The required lines are those that contain "name"; pull them out of the data and copy them.

[ENTRIES SHOWN]

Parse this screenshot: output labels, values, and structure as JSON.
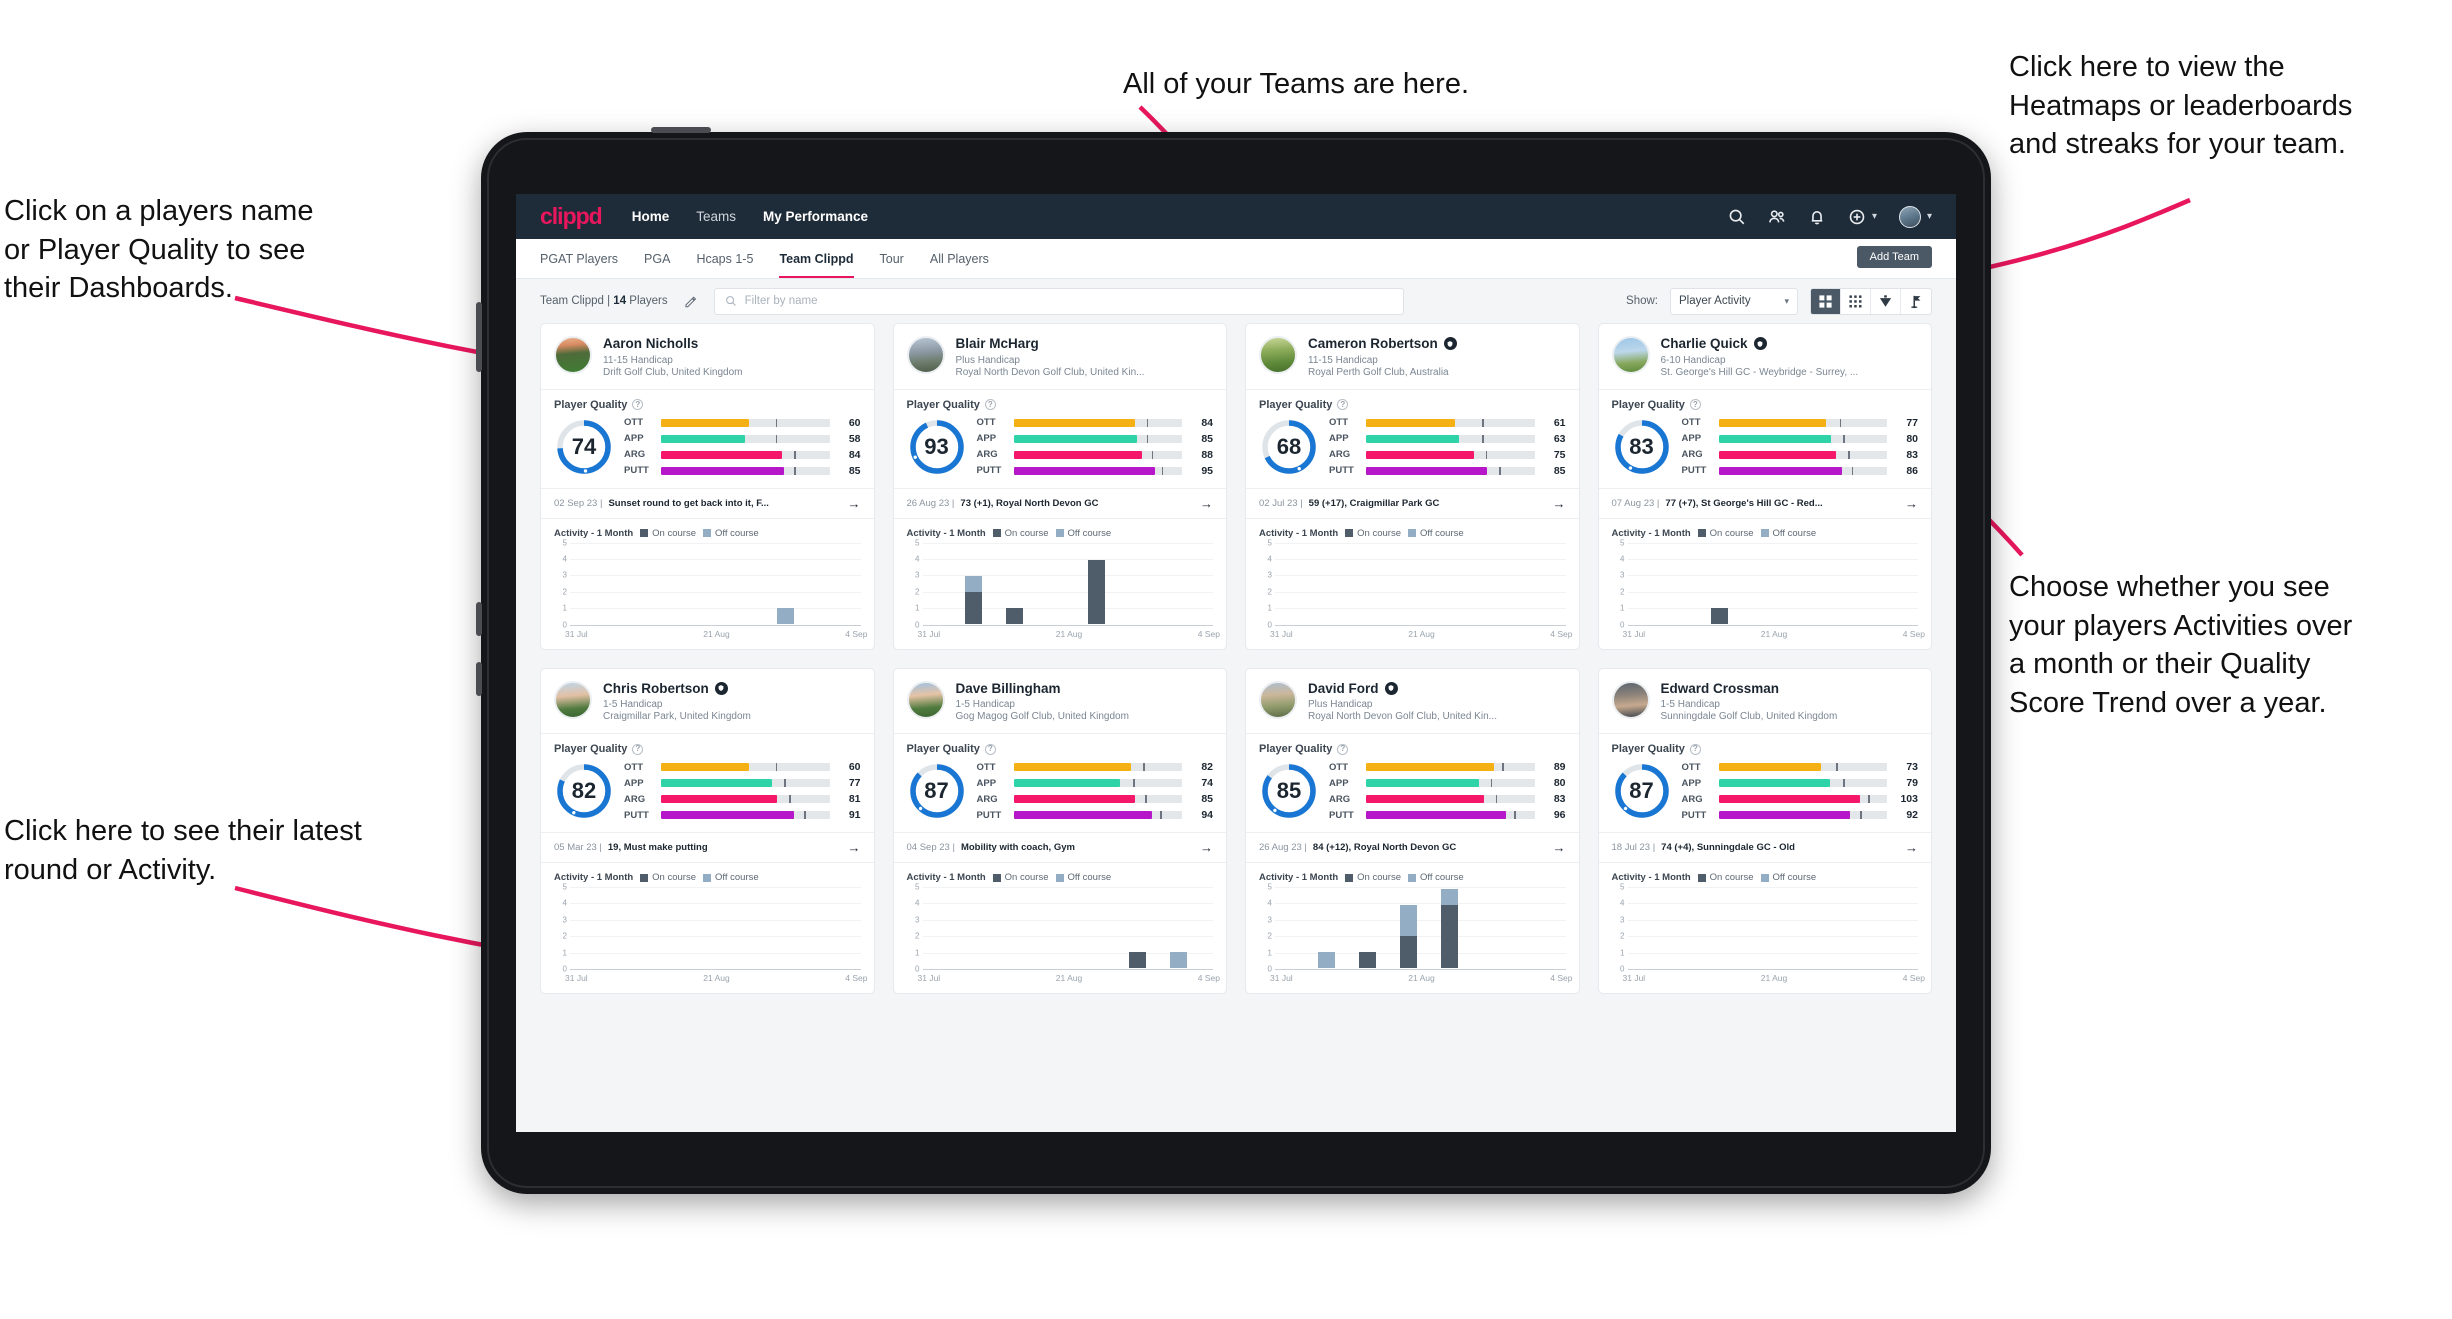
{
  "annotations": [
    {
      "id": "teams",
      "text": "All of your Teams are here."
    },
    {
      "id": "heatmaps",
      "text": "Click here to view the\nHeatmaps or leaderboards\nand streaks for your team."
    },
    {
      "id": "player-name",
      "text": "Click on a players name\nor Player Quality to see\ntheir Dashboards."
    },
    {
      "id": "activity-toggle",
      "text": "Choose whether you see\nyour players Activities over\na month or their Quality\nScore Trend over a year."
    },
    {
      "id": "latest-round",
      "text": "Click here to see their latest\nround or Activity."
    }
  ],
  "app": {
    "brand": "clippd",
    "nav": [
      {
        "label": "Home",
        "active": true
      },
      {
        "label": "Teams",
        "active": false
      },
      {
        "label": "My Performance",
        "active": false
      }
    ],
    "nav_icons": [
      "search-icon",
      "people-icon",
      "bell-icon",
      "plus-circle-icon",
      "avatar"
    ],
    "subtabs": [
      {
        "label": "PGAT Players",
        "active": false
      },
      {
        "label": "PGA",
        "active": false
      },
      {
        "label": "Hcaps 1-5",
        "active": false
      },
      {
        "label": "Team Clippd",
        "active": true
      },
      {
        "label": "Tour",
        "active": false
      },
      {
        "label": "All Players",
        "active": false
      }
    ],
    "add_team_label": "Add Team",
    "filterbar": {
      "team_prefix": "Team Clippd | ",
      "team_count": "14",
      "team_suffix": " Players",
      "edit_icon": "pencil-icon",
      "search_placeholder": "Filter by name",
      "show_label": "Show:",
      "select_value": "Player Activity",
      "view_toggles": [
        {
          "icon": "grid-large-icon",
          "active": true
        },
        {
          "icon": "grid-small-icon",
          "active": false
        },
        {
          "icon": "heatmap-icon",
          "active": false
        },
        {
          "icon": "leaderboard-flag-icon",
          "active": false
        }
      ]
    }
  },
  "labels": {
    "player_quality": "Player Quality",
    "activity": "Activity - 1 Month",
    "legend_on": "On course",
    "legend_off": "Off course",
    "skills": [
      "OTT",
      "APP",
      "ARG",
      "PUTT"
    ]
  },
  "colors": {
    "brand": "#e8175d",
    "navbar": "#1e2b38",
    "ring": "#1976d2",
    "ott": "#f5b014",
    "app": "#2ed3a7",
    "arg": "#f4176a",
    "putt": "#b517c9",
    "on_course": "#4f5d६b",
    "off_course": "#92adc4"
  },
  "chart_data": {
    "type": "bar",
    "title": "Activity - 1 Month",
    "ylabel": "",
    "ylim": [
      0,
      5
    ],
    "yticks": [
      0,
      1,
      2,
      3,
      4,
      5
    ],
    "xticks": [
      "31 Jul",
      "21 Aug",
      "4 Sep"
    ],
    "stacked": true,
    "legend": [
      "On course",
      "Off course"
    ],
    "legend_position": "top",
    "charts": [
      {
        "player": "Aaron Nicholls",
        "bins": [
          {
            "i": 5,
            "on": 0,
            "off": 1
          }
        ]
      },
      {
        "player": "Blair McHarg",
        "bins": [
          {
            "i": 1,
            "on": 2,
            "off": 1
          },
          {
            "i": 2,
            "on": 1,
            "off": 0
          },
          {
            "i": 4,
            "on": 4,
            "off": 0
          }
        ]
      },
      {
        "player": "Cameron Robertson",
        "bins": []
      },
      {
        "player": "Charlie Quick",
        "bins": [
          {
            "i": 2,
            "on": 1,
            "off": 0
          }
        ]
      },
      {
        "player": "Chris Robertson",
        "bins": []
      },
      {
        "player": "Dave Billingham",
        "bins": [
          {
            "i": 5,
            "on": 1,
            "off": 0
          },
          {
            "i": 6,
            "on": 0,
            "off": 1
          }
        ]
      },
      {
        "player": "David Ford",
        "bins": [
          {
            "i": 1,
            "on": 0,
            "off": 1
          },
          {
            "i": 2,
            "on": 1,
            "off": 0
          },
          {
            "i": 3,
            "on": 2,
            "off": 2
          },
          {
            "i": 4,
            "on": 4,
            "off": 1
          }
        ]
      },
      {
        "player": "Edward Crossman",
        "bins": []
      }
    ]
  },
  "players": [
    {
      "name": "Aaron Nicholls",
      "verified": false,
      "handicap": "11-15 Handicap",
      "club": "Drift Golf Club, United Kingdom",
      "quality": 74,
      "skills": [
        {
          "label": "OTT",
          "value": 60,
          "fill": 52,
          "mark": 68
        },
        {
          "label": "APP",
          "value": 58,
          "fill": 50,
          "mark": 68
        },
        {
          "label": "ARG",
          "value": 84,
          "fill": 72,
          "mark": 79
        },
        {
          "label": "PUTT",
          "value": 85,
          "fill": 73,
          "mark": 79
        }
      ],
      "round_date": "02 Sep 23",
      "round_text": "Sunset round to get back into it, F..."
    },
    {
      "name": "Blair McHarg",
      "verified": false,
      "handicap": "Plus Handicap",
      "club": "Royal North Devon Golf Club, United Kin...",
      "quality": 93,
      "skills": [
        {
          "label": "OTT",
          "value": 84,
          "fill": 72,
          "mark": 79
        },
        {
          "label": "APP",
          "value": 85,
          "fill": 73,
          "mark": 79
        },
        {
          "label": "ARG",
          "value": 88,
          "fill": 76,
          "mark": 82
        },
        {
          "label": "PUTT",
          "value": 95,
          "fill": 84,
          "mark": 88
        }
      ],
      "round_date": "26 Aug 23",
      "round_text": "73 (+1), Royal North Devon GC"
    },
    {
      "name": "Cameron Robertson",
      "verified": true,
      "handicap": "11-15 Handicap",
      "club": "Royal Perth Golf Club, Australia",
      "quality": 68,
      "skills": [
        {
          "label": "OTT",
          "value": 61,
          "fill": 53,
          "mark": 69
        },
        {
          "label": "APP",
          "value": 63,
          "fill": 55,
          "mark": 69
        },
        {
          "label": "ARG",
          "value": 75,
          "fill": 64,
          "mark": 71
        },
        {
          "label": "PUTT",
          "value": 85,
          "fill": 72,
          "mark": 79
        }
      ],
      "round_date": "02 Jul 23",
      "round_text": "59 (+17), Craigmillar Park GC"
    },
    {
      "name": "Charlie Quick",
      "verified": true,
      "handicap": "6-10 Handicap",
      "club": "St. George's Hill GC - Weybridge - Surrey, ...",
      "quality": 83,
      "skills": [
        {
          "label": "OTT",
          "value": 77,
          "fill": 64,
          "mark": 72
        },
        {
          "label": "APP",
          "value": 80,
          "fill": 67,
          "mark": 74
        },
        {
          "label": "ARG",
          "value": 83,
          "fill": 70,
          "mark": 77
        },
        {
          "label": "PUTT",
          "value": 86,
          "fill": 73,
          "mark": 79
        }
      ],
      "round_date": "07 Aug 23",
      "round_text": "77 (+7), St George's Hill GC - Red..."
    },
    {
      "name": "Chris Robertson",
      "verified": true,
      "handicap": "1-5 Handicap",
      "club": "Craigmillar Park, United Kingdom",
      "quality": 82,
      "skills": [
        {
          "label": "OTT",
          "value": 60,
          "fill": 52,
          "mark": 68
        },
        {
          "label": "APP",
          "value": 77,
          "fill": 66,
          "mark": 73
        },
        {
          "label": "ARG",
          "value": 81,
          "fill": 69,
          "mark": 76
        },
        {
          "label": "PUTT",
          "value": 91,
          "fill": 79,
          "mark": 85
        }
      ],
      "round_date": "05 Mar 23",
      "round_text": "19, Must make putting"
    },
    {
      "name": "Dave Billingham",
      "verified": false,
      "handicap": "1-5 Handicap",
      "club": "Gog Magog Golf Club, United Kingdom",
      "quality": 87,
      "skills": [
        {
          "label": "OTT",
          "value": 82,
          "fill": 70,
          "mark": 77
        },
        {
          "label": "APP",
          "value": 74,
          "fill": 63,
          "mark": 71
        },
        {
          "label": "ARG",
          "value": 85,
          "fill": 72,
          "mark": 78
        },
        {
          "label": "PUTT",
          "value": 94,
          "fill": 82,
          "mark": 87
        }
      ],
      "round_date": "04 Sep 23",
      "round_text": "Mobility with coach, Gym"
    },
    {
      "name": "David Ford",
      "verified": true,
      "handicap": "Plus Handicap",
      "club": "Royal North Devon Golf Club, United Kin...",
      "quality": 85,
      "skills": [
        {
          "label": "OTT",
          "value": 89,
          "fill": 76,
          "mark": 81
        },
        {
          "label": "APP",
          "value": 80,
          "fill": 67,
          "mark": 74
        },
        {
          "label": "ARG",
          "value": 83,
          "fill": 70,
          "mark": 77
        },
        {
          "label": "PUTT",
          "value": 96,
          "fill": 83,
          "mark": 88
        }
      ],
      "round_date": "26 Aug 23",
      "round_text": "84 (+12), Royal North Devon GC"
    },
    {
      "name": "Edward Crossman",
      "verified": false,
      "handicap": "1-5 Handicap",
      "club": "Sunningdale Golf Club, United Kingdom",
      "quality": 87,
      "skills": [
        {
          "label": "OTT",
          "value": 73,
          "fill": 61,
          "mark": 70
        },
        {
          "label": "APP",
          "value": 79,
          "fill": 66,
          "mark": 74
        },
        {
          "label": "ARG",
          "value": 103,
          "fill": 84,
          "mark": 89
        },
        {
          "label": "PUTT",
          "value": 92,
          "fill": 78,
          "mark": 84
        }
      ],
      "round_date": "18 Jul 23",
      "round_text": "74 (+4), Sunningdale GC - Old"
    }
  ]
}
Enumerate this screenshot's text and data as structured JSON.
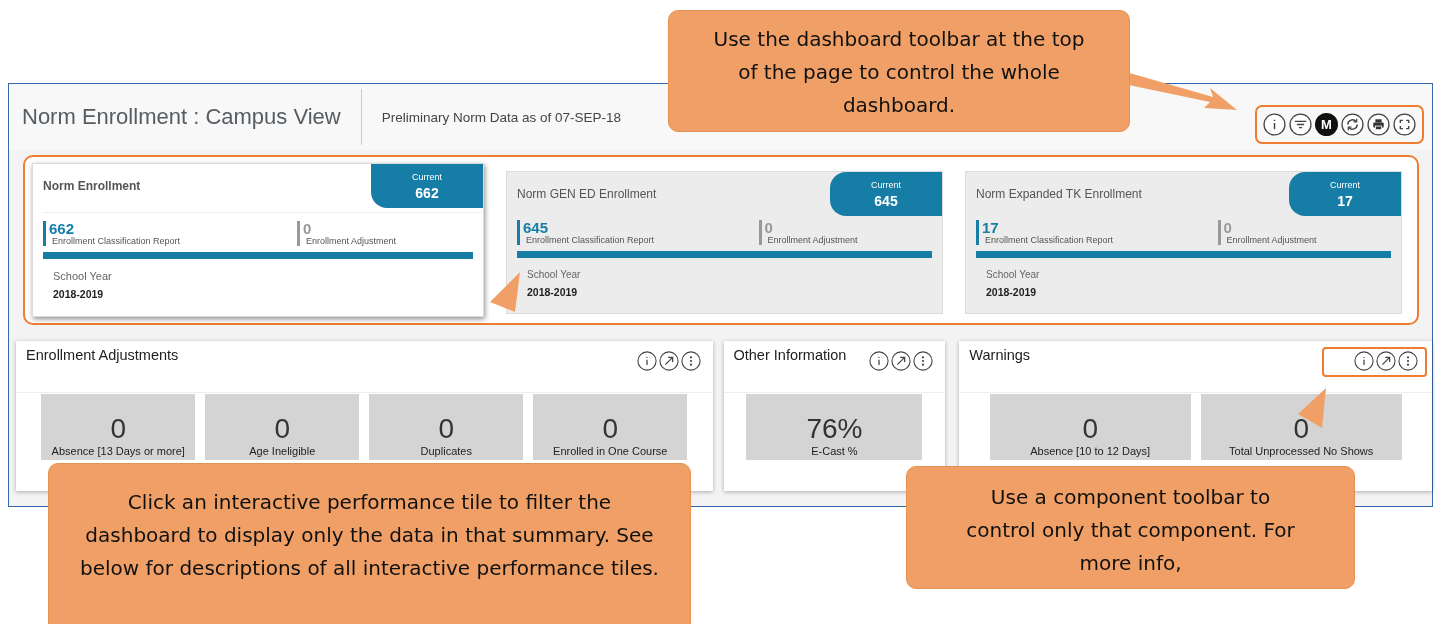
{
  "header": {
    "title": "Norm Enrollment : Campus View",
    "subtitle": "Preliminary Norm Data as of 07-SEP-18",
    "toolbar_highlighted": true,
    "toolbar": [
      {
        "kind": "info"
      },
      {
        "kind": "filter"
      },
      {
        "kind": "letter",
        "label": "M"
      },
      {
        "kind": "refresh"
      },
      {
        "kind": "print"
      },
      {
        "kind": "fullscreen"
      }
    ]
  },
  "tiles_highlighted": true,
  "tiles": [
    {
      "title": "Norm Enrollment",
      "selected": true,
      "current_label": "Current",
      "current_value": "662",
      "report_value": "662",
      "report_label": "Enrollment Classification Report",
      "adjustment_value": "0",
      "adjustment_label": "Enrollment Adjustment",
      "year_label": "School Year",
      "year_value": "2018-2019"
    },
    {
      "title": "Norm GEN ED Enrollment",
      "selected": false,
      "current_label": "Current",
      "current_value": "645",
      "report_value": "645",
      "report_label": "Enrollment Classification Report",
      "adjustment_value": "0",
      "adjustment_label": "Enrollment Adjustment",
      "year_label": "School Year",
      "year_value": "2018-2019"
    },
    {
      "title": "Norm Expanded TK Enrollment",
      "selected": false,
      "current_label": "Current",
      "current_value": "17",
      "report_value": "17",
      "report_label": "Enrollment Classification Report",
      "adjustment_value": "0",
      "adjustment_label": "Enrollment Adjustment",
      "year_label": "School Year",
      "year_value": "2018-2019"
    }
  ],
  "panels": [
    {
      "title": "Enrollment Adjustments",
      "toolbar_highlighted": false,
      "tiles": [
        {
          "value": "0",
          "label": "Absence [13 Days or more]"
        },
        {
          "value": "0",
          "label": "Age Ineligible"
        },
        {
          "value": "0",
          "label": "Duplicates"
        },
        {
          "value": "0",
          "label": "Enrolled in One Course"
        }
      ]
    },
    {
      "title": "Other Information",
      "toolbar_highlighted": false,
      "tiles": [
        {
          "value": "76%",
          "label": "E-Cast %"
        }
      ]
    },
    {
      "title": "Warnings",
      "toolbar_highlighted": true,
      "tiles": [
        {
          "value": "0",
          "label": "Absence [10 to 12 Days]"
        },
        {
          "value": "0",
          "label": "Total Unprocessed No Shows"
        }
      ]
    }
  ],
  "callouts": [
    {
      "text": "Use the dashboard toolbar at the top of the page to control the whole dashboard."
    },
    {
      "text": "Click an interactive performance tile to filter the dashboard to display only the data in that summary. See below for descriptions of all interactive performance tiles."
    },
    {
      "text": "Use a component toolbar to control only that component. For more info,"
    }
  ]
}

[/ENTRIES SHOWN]

TASK SOLUTION –
      "id": "player-name",
      "text": "Click on a players name\nor Player Quality to see\ntheir Dashboards."
      "search_placeholder": "Filter by name",
      "name": "Aaron Nicholls",
      "name": "Blair McHarg",
      "name": "Cameron Robertson",
      "name": "Charlie Quick",
      "name": "Chris Robertson",
      "name": "Dave Billingham",
      "name": "David Ford",
      "name": "Edward Crossman",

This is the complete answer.